First, the passage about the “sinful woman” in Luke 7:37-50 immediately precedes the description of “Mary who was called Magdalene, from whom seven demons had gone out” in Luke 8:2. He apparently harmonized the two descriptions, perhaps because the woman who anointed Jesus (see Lk 7:38) is described as a “sinner,” and Mary Magdalene had been possessed by seven demons — an indication to some that she was that sinner.
A second reason for Pope Gregory’s identification of the two women is the Magdalene’s birthplace. By the sixth century, the biblical city of Magdala had acquired a reputation of depravity and godlessness.
Third, John 11:1-2 identifies the woman who anointed Christ and dried His feet with her hair as Mary of Bethany, sister of Martha and Lazarus. St. Gregory may have assumed that the two accounts of a woman anointing Our Lord referred to the same event and the same woman.
Probably the most important reason, however, that Pope Gregory identified Magdalene with the “sinful woman” is that his preferred way of interpreting the biblical text was to focus on its moral implications. He believed that the seven demons that had once possessed Mary Magdalene, though literal demons, also represented the seven deadly sins.
At the time of this homily, Rome was undergoing famine and the turmoil of war. So the Pope was taking this opportunity to encourage Christians to repent of their sins.
Vicious Slander or Papal Candor?
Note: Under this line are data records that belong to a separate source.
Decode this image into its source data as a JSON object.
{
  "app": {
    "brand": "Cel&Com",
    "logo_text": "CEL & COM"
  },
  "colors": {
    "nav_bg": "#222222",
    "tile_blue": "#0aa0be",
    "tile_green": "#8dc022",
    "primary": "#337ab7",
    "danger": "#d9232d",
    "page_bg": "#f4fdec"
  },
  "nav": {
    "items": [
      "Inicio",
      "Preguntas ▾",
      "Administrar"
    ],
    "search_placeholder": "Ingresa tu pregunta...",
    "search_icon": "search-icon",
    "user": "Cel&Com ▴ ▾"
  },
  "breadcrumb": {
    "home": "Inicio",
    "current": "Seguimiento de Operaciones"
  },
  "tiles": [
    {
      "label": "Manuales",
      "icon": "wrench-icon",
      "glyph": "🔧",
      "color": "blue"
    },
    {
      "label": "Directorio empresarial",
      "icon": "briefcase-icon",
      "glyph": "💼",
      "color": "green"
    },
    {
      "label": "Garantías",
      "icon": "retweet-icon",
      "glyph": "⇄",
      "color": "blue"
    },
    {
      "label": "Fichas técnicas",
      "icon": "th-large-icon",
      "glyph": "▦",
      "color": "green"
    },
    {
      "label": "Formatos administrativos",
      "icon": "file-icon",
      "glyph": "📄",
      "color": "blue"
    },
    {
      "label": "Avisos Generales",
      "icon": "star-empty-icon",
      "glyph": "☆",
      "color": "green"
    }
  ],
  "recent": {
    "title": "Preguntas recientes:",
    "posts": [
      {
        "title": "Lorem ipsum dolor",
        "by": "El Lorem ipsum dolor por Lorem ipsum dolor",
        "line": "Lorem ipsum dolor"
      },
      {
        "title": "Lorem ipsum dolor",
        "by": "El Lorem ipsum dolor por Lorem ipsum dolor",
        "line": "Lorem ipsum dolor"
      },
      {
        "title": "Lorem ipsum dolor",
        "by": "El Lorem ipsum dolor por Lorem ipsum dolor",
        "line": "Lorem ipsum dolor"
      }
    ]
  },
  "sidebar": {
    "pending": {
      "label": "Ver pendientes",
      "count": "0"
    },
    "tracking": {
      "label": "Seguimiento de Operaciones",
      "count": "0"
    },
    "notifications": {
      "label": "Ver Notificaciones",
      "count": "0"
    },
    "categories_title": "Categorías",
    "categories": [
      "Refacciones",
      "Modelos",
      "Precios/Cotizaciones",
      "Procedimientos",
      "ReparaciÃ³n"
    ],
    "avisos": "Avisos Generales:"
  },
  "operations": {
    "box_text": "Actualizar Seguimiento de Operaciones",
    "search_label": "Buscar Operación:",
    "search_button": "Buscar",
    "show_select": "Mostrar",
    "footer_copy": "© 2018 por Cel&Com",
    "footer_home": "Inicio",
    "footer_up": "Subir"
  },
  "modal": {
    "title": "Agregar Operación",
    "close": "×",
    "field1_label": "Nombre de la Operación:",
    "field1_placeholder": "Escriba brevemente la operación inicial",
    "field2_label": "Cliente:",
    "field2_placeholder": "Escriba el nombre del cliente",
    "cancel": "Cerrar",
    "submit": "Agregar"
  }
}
St. Gregory’s creation of a single Mary out of three different women is arguably not supported by the text. Most Catholic Scripture scholars agree with the Eastern tradition that the three women are separate individuals. The revised 1969 Roman calendar no longer classifies Mary Magdalene as a penitent, indicating that Rome no longer considers her a reformed harlot. Never-theless, even if St. Gregory’s act was factually flawed, it wasn’t outrageous and it certainly wasn’t malicious. As a pastor and a man of holiness, the great Pope held up Mary Magdalene as an exemplar of repentance, humility and devotion. She was a symbol of hope for sinners.
Though his facts may not have been accurate, he was not attempting to destroy Mary Magdalene, but to praise her. In the meantime, we should note that however great the authority of Pope Gregory, his teaching about Mary Magdalene was not infallible, nor was it issued in an encyclical or a papal bull. It was never defined as Catholic dogma nor upheld as sacred doctrine by an ecumenical council.
Contrary to feminist criticisms and the unfounded assertions to the contrary, Mary Magdalene has been openly celebrated by Catholics for many centuries. Described by some Church Fathers as the “apostle to the apostles,” she was a brave disciple of Jesus who stood at His cross; she was also a witness to the resurrected Christ.
Far from being pilloried or slandered, Mary of Magdala is rightly recognized by the Church as a model of faithfulness, devotion and loyalty to the truth of the Gospel of her Master and Lord.